Growers Object to Partial Dismissal in Dicamba Registration Lawsuit

On Tuesday, the American Soybean Association and Plains Cotton Growers Inc. filed an objection to the Environmental Protection Agency’s request asking the District of Columbia District Court for a partial dismissal of a lawsuit filed by the organizations against the registrations of three dicamba-based herbicides. The plaintiffs claimed that restrictions placed on dicamba use in the registrations were excessive. 

The restrictions on dicamba use in the EPA registration came after the court vacated the dicamba registration in 2020 at the behest of environmental groups. The EPA, dicamba producers, and other organizations argued that the herbicide was a central part of farmer’s plans because many farmers had planted specific dicamba-resistant crops. The court allowed it to be used through the season. The EPA quickly re-registered the dicamba products so that they could be used in the 2021 season with added restrictions disputed in the present lawsuit

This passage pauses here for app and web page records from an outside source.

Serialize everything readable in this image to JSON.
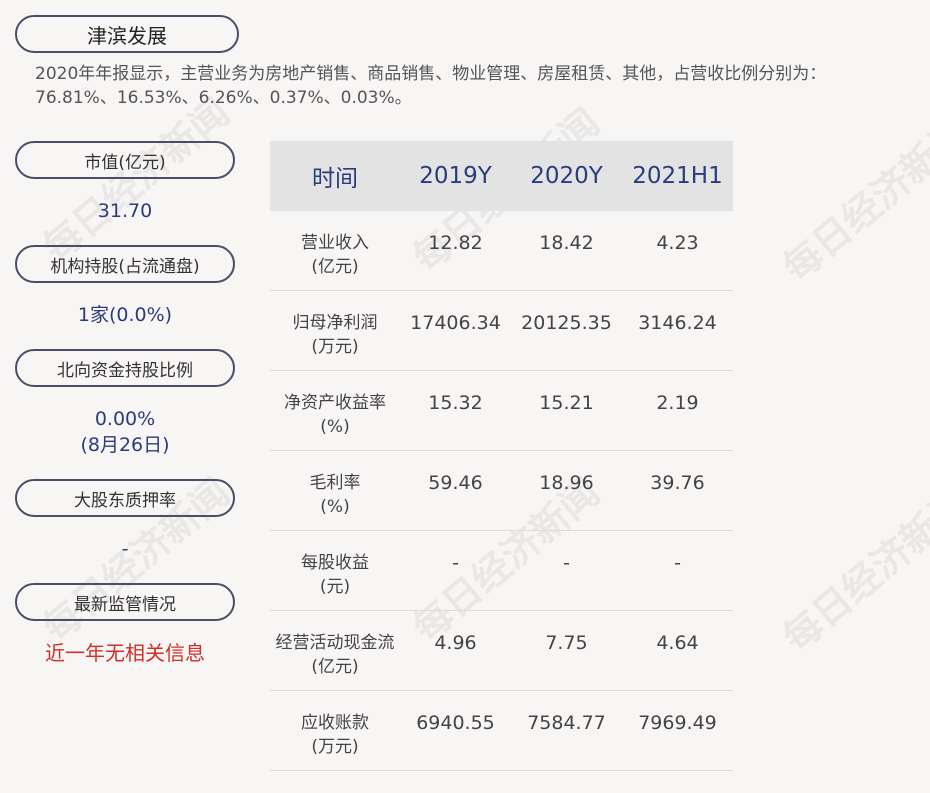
{
  "company": "津滨发展",
  "summary": "2020年年报显示，主营业务为房地产销售、商品销售、物业管理、房屋租赁、其他，占营收比例分别为：76.81%、16.53%、6.26%、0.37%、0.03%。",
  "sidebar": {
    "market_cap": {
      "label": "市值(亿元)",
      "value": "31.70"
    },
    "institution": {
      "label": "机构持股(占流通盘)",
      "value": "1家(0.0%)"
    },
    "northbound": {
      "label": "北向资金持股比例",
      "value": "0.00%",
      "date": "(8月26日)"
    },
    "pledge": {
      "label": "大股东质押率",
      "value": "-"
    },
    "regulation": {
      "label": "最新监管情况",
      "value": "近一年无相关信息"
    }
  },
  "table": {
    "headers": [
      "时间",
      "2019Y",
      "2020Y",
      "2021H1"
    ],
    "rows": [
      {
        "name": "营业收入",
        "unit": "(亿元)",
        "values": [
          "12.82",
          "18.42",
          "4.23"
        ]
      },
      {
        "name": "归母净利润",
        "unit": "(万元)",
        "values": [
          "17406.34",
          "20125.35",
          "3146.24"
        ]
      },
      {
        "name": "净资产收益率",
        "unit": "(%)",
        "values": [
          "15.32",
          "15.21",
          "2.19"
        ]
      },
      {
        "name": "毛利率",
        "unit": "(%)",
        "values": [
          "59.46",
          "18.96",
          "39.76"
        ]
      },
      {
        "name": "每股收益",
        "unit": "(元)",
        "values": [
          "-",
          "-",
          "-"
        ]
      },
      {
        "name": "经营活动现金流",
        "unit": "(亿元)",
        "values": [
          "4.96",
          "7.75",
          "4.64"
        ]
      },
      {
        "name": "应收账款",
        "unit": "(万元)",
        "values": [
          "6940.55",
          "7584.77",
          "7969.49"
        ]
      }
    ]
  },
  "watermark": "每日经济新闻"
}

In April, the EPA asked the court to dismiss count 2, which alleged that the buffer zones under the Endangered Species Act violate the Administrative Procedure Act, and count 4 which related to the EPA’s ruling that Dicamba use would not have an impact on endangered species.  The EPA in its motion alleged that the plaintiffs did not give the proper 60-day notice before filing a complaint and alleged that the complaint contained other flaws and that its “no effect” and “not likely to adversely affect” determinations were valid.  Additionally, the EPA alleged that the required buffer zones are needed to protect other plants from dicamba. 

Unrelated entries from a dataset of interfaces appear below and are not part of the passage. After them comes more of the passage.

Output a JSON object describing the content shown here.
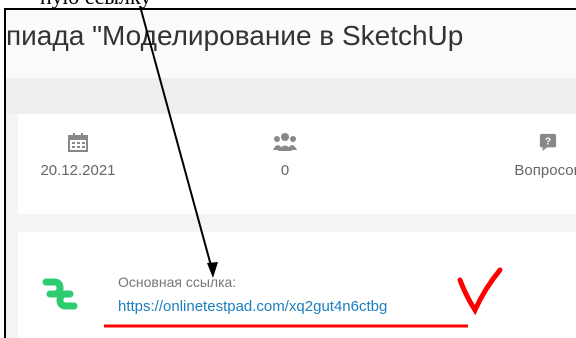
{
  "doc": {
    "fragment_text": "ную ссылку"
  },
  "page": {
    "title": "пиада \"Моделирование в SketchUp"
  },
  "stats": [
    {
      "icon": "calendar-icon",
      "value": "20.12.2021"
    },
    {
      "icon": "users-icon",
      "value": "0"
    },
    {
      "icon": "question-icon",
      "value": "Вопросов"
    }
  ],
  "link": {
    "label": "Основная ссылка:",
    "url": "https://onlinetestpad.com/xq2gut4n6ctbg",
    "annotation": "V"
  },
  "colors": {
    "accent_green": "#2ecc71",
    "link_blue": "#1a7fbf",
    "mark_red": "#ff0000",
    "icon_gray": "#888888"
  }
}
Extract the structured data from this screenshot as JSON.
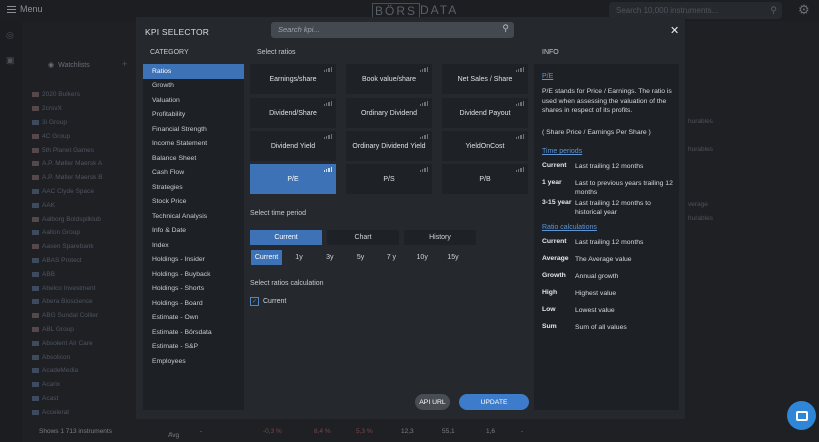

In the plaintiffs’ filing they explained that regulations on herbicide applications are under the authority of the Federal Insecticide, Fungicide, and Rodenticide Act (FIRFA), and should be implemented through FIFRA labels and under FIFRA’s judicial review provision. Because of this, the plaintiffs claimed that the lawsuit they filed was not a citizen-suit and did not have the 60-day notice requirement under the Endangered Species Act. 

“While Growers’ case implicates ESA questions, those questions flow from how EPA implemented ESA considerations (species protections) through FIFRA control measures (herbicide application rules) to regulate herbicide end users,” the complaint explained. “Thus because any ESA issues inhere in — and were incorporated into — the FIFRA final actions before the Court, FIFRA supplies subject-matter jurisdiction.”

The plaintiffs also claimed that the Administrative Procedure Act gives additional subject-matter jurisdiction because the dicamba registration is reviewable under that act. The growers further noted that they did provide the notice to the EPA even though it should not be required. 

In their objection, the groups claimed that if the court agrees with the EPA and dismisses the counts they should be allowed to re-file the claims, because of the argument the EPA used for dismissal under the Endangered Species Act. The plaintiffs noted that when a complaint is dismissed because of the notice requirement it must be dismissed without prejudice. 

The plaintiffs are represented by Bradley Arant Boult Cummings LLP, the EPA and individuals associated with it are represented by the Department of Justice.